The Department for Communities and Local Government (DCLG) says the figures would help achieve an aim of building 266,000 homes per year, but that they are advisory and should be used as a ‘starting point’ for councils.

Its new formula allocates extra homes for when average house prices are greater than the average area income.

Fareham Borough Council says the ‘continual changing of the goalposts’ by the government’ is ‘undermining’ the authority’s decision-making.

This will mean that all the sites we have sought to keep free from development could be opened up.

Councillor Sean Woodward, leader of Fareham Borough Council

The authority would have to build an extra 2,075 homes in the borough up to 2036 under the government’s new formula, taking the total for Fareham to 13,375.

It objects to the formula.

Councillor Sean Woodward, the council’s leader, said: ‘This will mean that all the sites we have sought to keep free from development could be opened up.
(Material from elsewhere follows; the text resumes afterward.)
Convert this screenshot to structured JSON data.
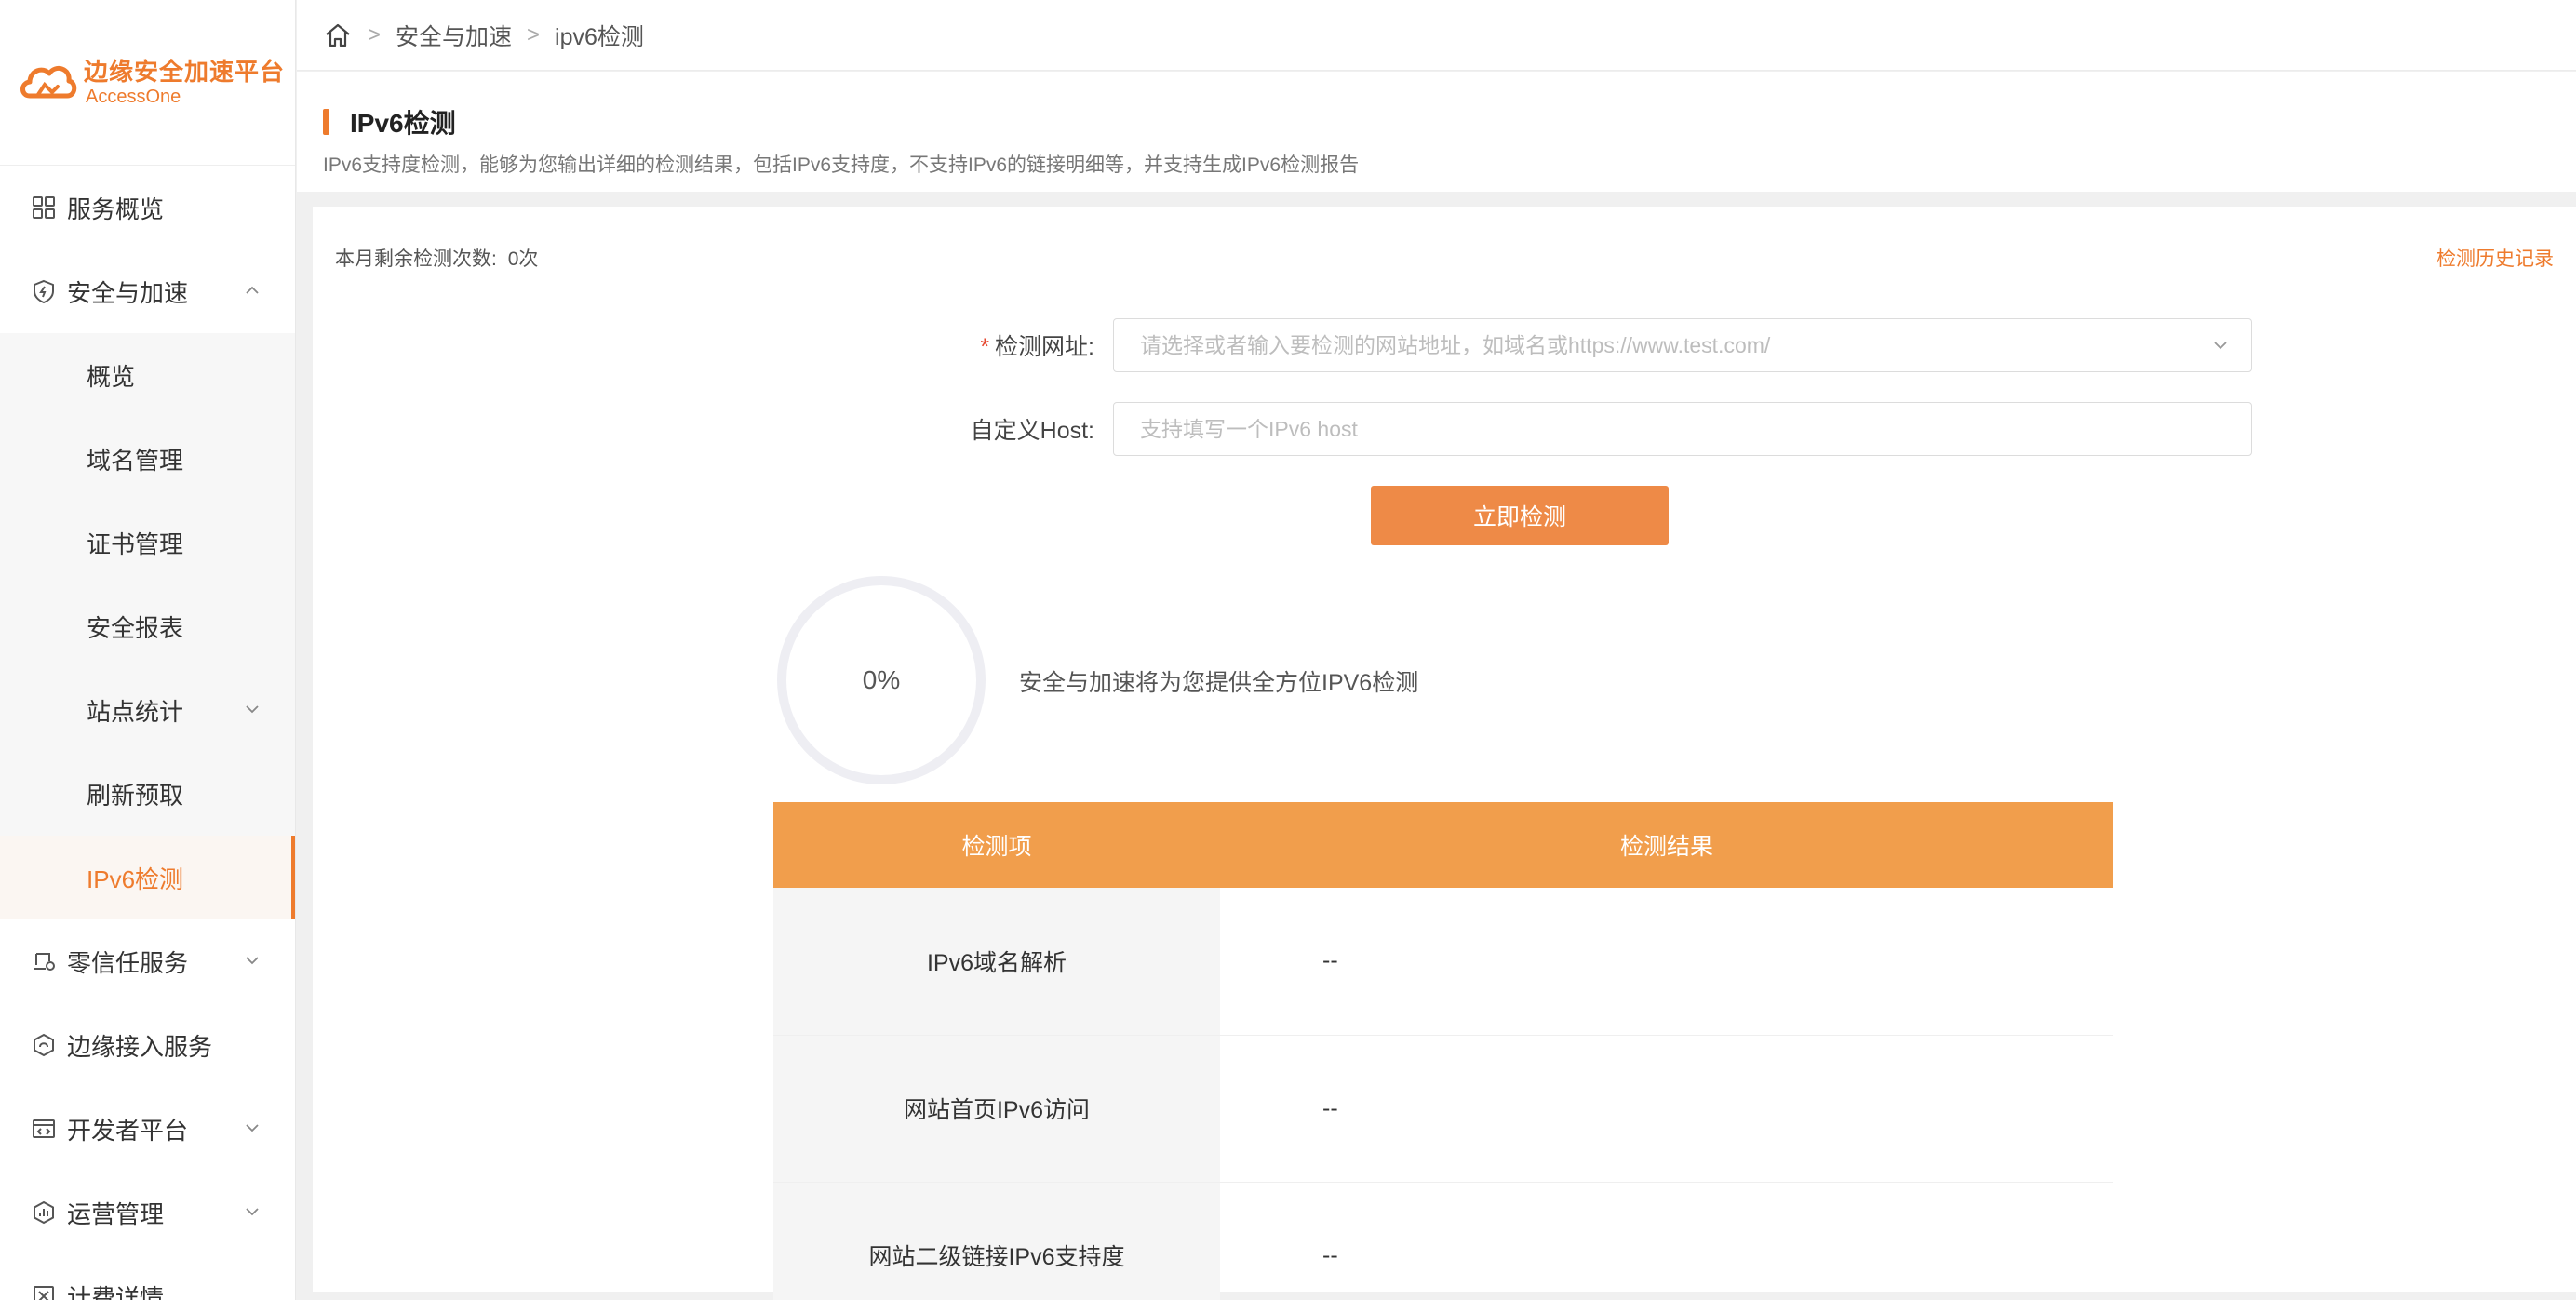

‘For years, council officers have been working on finding sites for the local plan, but now the government has shoved the figures up for the sake of it.’

Portsmouth City Council is also developing its local plan, with the aim of building 17,020 homes by 2034 (including homes constructed since 2011).

Under the proposed formula, this number would spike to 19,025 with an increase of 2,185 homes.

A previous target of 700 homes per year was set, but the government estimates this could be raised to 835.

The council has previously identified a number of sites for homes in the city, notably in the centre and at Tipner.

Councillor Luke Stubbs, deputy leader of the city council, said: ‘Looking at the target of 700 per year, it would be tough to see if we can make that.

‘I think any increase in the targets and we would be looking to make a case that there are not enough sites for these homes, but we have to be seen to be trying to meet that target.’

Penny Mordaunt, Portsmouth North MP, insisted the figures were not housing targets but a marker as to how much would be needed to meet national targets.

Stephen Morgan, Portsmouth South MP, said that while the city was in ‘desperate need’ of more social and affordable homes, the housing targets for Portsmouth were not being matched by funding for infrastructure.

Gosport has historically had a problem fitting in new homes given its location as a peninsula.

Under its current adopted local plan, the council targets building 170 homes per year, but the formula says it should be 238 – meaning an increase of 1,224 on the existing 3,060 allocated.

Councillor Mark Hook, leader of the borough council, said: ‘We understand the country’s growing need for housing, but Gosport really struggles with job density.

‘For us, it is more important that we create more jobs than building more homes.’

Whilst Havant would see an increase on the formula, it is modest in comparison to its neighbouring authorities at an extra 325 homes up to 2036.

Acting leader Councillor Anthony Briggs said ‘We are full up when it comes to homes.

‘For us, the bottom line is that we would require extensive infrastructure before we take on any more homes.’